Anyone interested in how progressives are using the Internet as a vehicle for political and social action should pick up Jessica Clark and Tracy Van Slyke’s accessible, provocative book, Beyond the Echo Chamber: Reshaping Politics Through Networked Progressive Media (The New Press, 2010). Their micro-analysis of networked progressive activism forms a topographical map of the loosely affiliated groups and individuals who have emerged as a movement in a rapidly changing media environment. Using this map, readers can sort their way through the thicket of interrelated legacy publications, websites, blogs and social networking sites that constitute the hubs and highways of the progressive movement and understand how progressives have been using new media to push back against the political status quo. Especially for those who are engaged in the process, having the opportunity to understand how their efforts are reinforced and influenced by the contributions of those in other portions of the far-flung blogosphere gives purpose and definition to the broader workings of an often ill-defined entity.

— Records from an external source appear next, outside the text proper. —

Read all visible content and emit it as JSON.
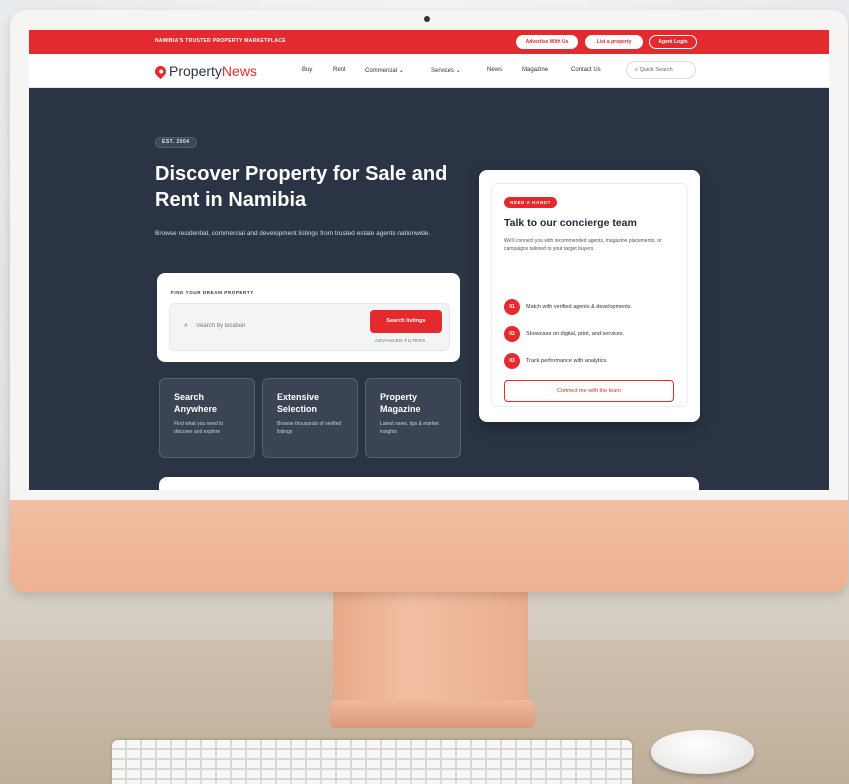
{
  "topbar": {
    "text": "NAMIBIA'S TRUSTED PROPERTY MARKETPLACE",
    "buttons": [
      "Advertise With Us",
      "List a property",
      "Agent Login"
    ]
  },
  "nav": {
    "logo_part1": "Property",
    "logo_part2": "News",
    "items": [
      "Buy",
      "Rent",
      "Commercial",
      "Services",
      "News",
      "Magazine",
      "Contact Us"
    ],
    "search_label": "Quick Search"
  },
  "hero": {
    "badge": "EST. 2004",
    "title": "Discover Property for Sale and Rent in Namibia",
    "subtitle": "Browse residential, commercial and development listings from trusted estate agents nationwide."
  },
  "search": {
    "label": "FIND YOUR DREAM PROPERTY",
    "placeholder": "Search by location",
    "button": "Search listings",
    "advanced": "ADVANCED FILTERS"
  },
  "features": [
    {
      "title": "Search Anywhere",
      "text": "Find what you need to discover and explore"
    },
    {
      "title": "Extensive Selection",
      "text": "Browse thousands of verified listings"
    },
    {
      "title": "Property Magazine",
      "text": "Latest news, tips & market insights"
    }
  ],
  "concierge": {
    "badge": "NEED A HAND?",
    "title": "Talk to our concierge team",
    "text": "We'll connect you with recommended agents, magazine placements, or campaigns tailored to your target buyers.",
    "steps": [
      {
        "num": "01",
        "text": "Match with verified agents & developments."
      },
      {
        "num": "02",
        "text": "Showcase on digital, print, and services."
      },
      {
        "num": "03",
        "text": "Track performance with analytics."
      }
    ],
    "button": "Connect me with the team"
  }
}
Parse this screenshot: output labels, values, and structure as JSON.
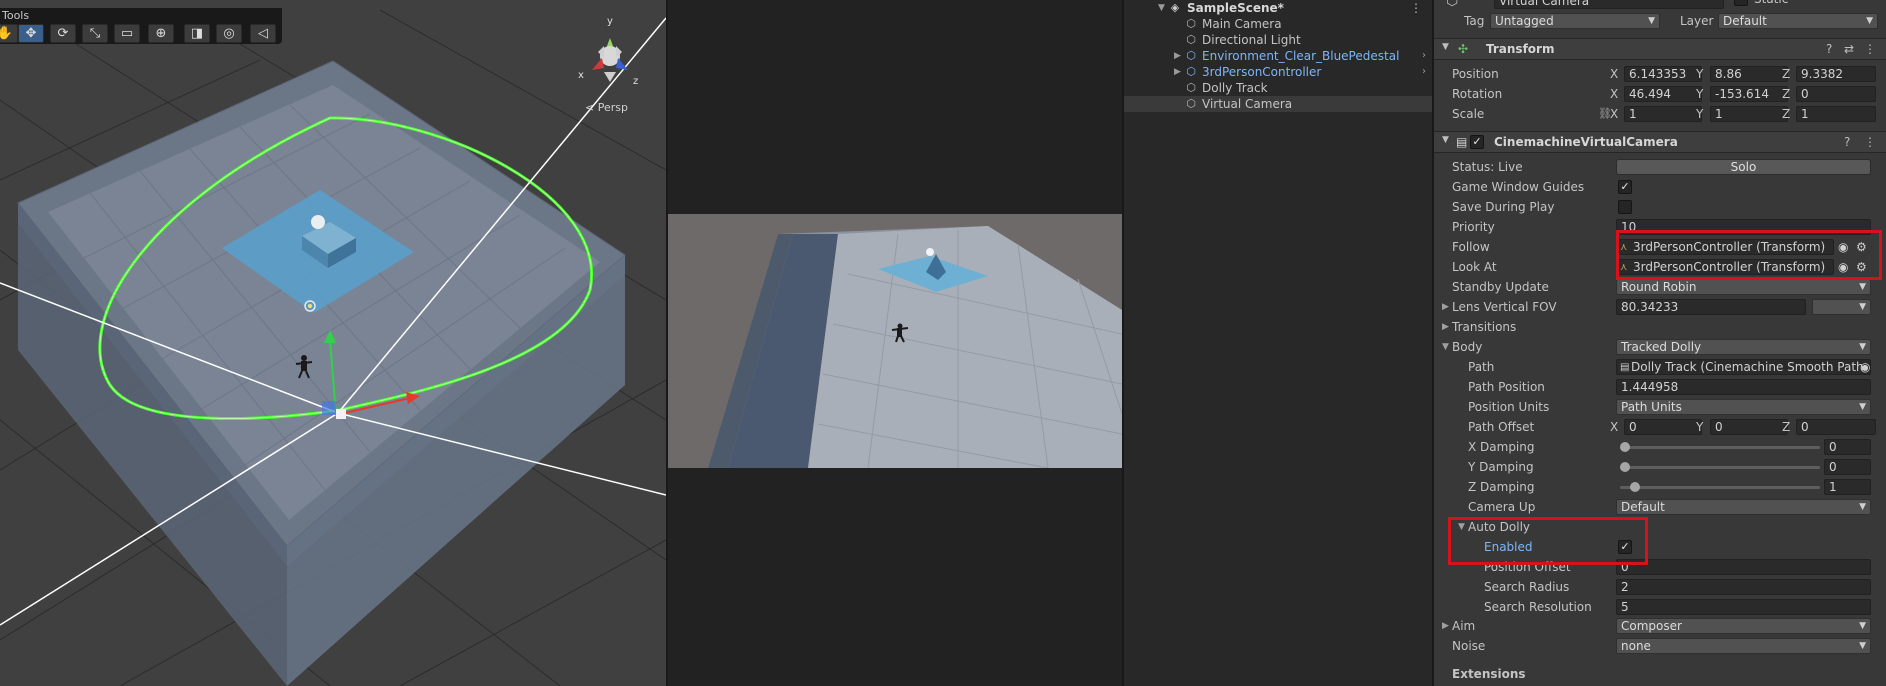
{
  "scene_view": {
    "tools_title": "Tools",
    "persp_label": "< Persp",
    "gizmo": {
      "y": "y",
      "x": "x",
      "z": "z"
    },
    "tools": [
      {
        "name": "hand-tool",
        "glyph": "✋"
      },
      {
        "name": "move-tool",
        "glyph": "✥"
      },
      {
        "name": "rotate-tool",
        "glyph": "⟳"
      },
      {
        "name": "scale-tool",
        "glyph": "⤡"
      },
      {
        "name": "rect-tool",
        "glyph": "▭"
      },
      {
        "name": "transform-tool",
        "glyph": "⊕"
      },
      {
        "name": "custom-tool-1",
        "glyph": "◨"
      },
      {
        "name": "custom-tool-2",
        "glyph": "◎"
      },
      {
        "name": "custom-tool-3",
        "glyph": "◁"
      }
    ]
  },
  "hierarchy": {
    "scene_name": "SampleScene*",
    "items": [
      {
        "label": "Main Camera",
        "prefab": false,
        "expandable": false
      },
      {
        "label": "Directional Light",
        "prefab": false,
        "expandable": false
      },
      {
        "label": "Environment_Clear_BluePedestal",
        "prefab": true,
        "expandable": true
      },
      {
        "label": "3rdPersonController",
        "prefab": true,
        "expandable": true
      },
      {
        "label": "Dolly Track",
        "prefab": false,
        "expandable": false
      },
      {
        "label": "Virtual Camera",
        "prefab": false,
        "expandable": false,
        "selected": true
      }
    ]
  },
  "inspector": {
    "object_name": "Virtual Camera",
    "static_label": "Static",
    "tag_label": "Tag",
    "tag_value": "Untagged",
    "layer_label": "Layer",
    "layer_value": "Default",
    "transform": {
      "title": "Transform",
      "position_label": "Position",
      "rotation_label": "Rotation",
      "scale_label": "Scale",
      "position": {
        "x": "6.143353",
        "y": "8.86",
        "z": "9.3382"
      },
      "rotation": {
        "x": "46.494",
        "y": "-153.614",
        "z": "0"
      },
      "scale": {
        "x": "1",
        "y": "1",
        "z": "1"
      }
    },
    "axis": {
      "x": "X",
      "y": "Y",
      "z": "Z"
    },
    "cvc": {
      "title": "CinemachineVirtualCamera",
      "status_label": "Status: Live",
      "solo_label": "Solo",
      "game_window_guides_label": "Game Window Guides",
      "save_during_play_label": "Save During Play",
      "priority_label": "Priority",
      "priority_value": "10",
      "follow_label": "Follow",
      "follow_value": "3rdPersonController (Transform)",
      "look_at_label": "Look At",
      "look_at_value": "3rdPersonController (Transform)",
      "standby_label": "Standby Update",
      "standby_value": "Round Robin",
      "fov_label": "Lens Vertical FOV",
      "fov_value": "80.34233",
      "transitions_label": "Transitions",
      "body_label": "Body",
      "body_value": "Tracked Dolly",
      "path_label": "Path",
      "path_value": "Dolly Track (Cinemachine Smooth Path",
      "path_position_label": "Path Position",
      "path_position_value": "1.444958",
      "position_units_label": "Position Units",
      "position_units_value": "Path Units",
      "path_offset_label": "Path Offset",
      "path_offset": {
        "x": "0",
        "y": "0",
        "z": "0"
      },
      "x_damping_label": "X Damping",
      "x_damping_value": "0",
      "y_damping_label": "Y Damping",
      "y_damping_value": "0",
      "z_damping_label": "Z Damping",
      "z_damping_value": "1",
      "camera_up_label": "Camera Up",
      "camera_up_value": "Default",
      "auto_dolly_label": "Auto Dolly",
      "enabled_label": "Enabled",
      "auto_position_offset_label": "Position Offset",
      "auto_position_offset_value": "0",
      "search_radius_label": "Search Radius",
      "search_radius_value": "2",
      "search_resolution_label": "Search Resolution",
      "search_resolution_value": "5",
      "aim_label": "Aim",
      "aim_value": "Composer",
      "noise_label": "Noise",
      "noise_value": "none",
      "extensions_label": "Extensions"
    }
  }
}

The book’s title refers to the volume Echo Chamber by Kathleen Hall Jamieson and Joseph Cappella of the University of Pennsylvania’s Annenberg School, which explores how the right built a media juggernaut that has energized conservatives around a well-reinforced group identity. Clark and Van Slyke acknowledge the idea that partisan communication engages people politically and take Jamieson and Cappella one step further: what Rush Limbaugh and Fox News have done for the right, the Internet has done for the left – only more effectively, because the open architecture of the Web meshes with the philosophical predispositions of the left to create a politics of community that leverages the best the Internet has to offer.
The authors combine theory and case study observations with their practical experiences as progressive activists (Van Slyke was once publisher and Clark executive editor of In These Times magazine). Clark and Van Slyke approach technology, journalism and political action as elements of a system, and showcase the way changes in each have facilitated changes in the others. Where a decade ago there was no progressive media strong enough to challenge either mainstream reporting or the right’s well-financed “noise machine,” the middle of the last decade witnessed the evolution of an interconnected media network fostered by emerging technology and the motivational pull of Bush administration policies. Initially, there were big gaps in the network, limiting its reach and effectiveness linking up emerging progressive media portals with established progressive organizations, elected officials, and mainstream media. But, these gaps were filled organically and, in retrospect, quickly, producing a fairly robust progressive infrastructure capable of influencing political outcomes and policy debates.
Rather than approaching the Internet as a singular entity, Clark and Van Slyke identify four overlapping layers of networks that collectively delineate the contours of netroots activism: networked users; self-organized networks; institutional networks; and networks of institutions. Networked users are people like you and me – the tens of millions linked to the online public sphere who use the Internet to read, respond to, recommend or create online content. Self-organized networks are integrated groups of users who proactively come together to create online communities. Institutional networks are either created by organizations that exist in the bricks and mortar world as they look to transition to the Internet world, like NOW, the Sierra Club, and the ACLU, or web-natives like MoveOn.org. Networks of institutions form when online entities use social networking tools to exchange information, coordinate strategies, and amplify messaging. Clark and Van Slyke contend that for online progressives to have maximum impact, they need to integrate all four layers into political action strategies – and they identify places where this integration is taking place and making a difference.
The authors elaborate a set of interrelated approaches they feel could amplify the impact and expand the reach of online progressives, aimed at combating the power of established political and media elites, the stickiness of right-wing messaging, and the assumptions of conventional journalism by drawing on the potential for openness and diversity that flow naturally from the Internet’s decentralized architecture. Clark and Van Slyke use the term “media makers” to describe those who have some influence over the shape of these strategies. It stands in sharp contrast to the companion term “media owners” – used to describe the limited few who had influence over the means of communication in the centralized world of conventional media – and is descriptive of the way progressives have been figuring out ways to unlock the political potential of cyberspace.
There’s a lot to talk about here, a lot of provocative questions to consider about the implications for policy, politics and journalism. The authors quote Cenk Uygur of The Young Turks on the difference the Internet has made: “Before, you had to beg someone to put you on the air,” he said. “In this [Internet] model, you create your own air. We’re broadcasting because we say we are.” Beyond the Echo Chamber is infused with this proactive spirit and sense of potential, grounded in a subtle understanding of networked politics.